Top of Dataset records

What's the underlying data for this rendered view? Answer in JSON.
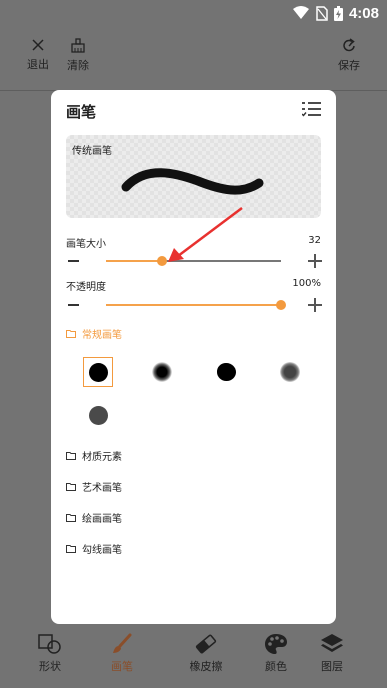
{
  "status_bar": {
    "time": "4:08"
  },
  "top_toolbar": {
    "exit_label": "退出",
    "clear_label": "清除",
    "save_label": "保存"
  },
  "panel": {
    "title": "画笔",
    "preview_label": "传统画笔",
    "size": {
      "label": "画笔大小",
      "value": "32",
      "fraction": 0.32
    },
    "opacity": {
      "label": "不透明度",
      "value": "100%",
      "fraction": 1.0
    },
    "categories": {
      "regular": "常规画笔",
      "texture": "材质元素",
      "art": "艺术画笔",
      "painting": "绘画画笔",
      "outline": "勾线画笔"
    },
    "brushes": [
      "hard-round",
      "soft-blur",
      "ink-round",
      "soft-grey",
      "grey-round"
    ],
    "selected_brush_index": 0
  },
  "bottom_tabs": {
    "shape": "形状",
    "brush": "画笔",
    "eraser": "橡皮擦",
    "color": "颜色",
    "layer": "图层"
  },
  "colors": {
    "accent": "#f39a3e",
    "overlay": "#737373",
    "annotation_arrow": "#e8312f"
  }
}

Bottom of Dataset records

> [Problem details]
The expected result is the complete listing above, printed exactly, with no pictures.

> [Output below]
What's the underlying data for this rendered view? Answer in JSON.
{
  "status_bar": {
    "time": "4:08"
  },
  "top_toolbar": {
    "exit_label": "退出",
    "clear_label": "清除",
    "save_label": "保存"
  },
  "panel": {
    "title": "画笔",
    "preview_label": "传统画笔",
    "size": {
      "label": "画笔大小",
      "value": "32",
      "fraction": 0.32
    },
    "opacity": {
      "label": "不透明度",
      "value": "100%",
      "fraction": 1.0
    },
    "categories": {
      "regular": "常规画笔",
      "texture": "材质元素",
      "art": "艺术画笔",
      "painting": "绘画画笔",
      "outline": "勾线画笔"
    },
    "brushes": [
      "hard-round",
      "soft-blur",
      "ink-round",
      "soft-grey",
      "grey-round"
    ],
    "selected_brush_index": 0
  },
  "bottom_tabs": {
    "shape": "形状",
    "brush": "画笔",
    "eraser": "橡皮擦",
    "color": "颜色",
    "layer": "图层"
  },
  "colors": {
    "accent": "#f39a3e",
    "overlay": "#737373",
    "annotation_arrow": "#e8312f"
  }
}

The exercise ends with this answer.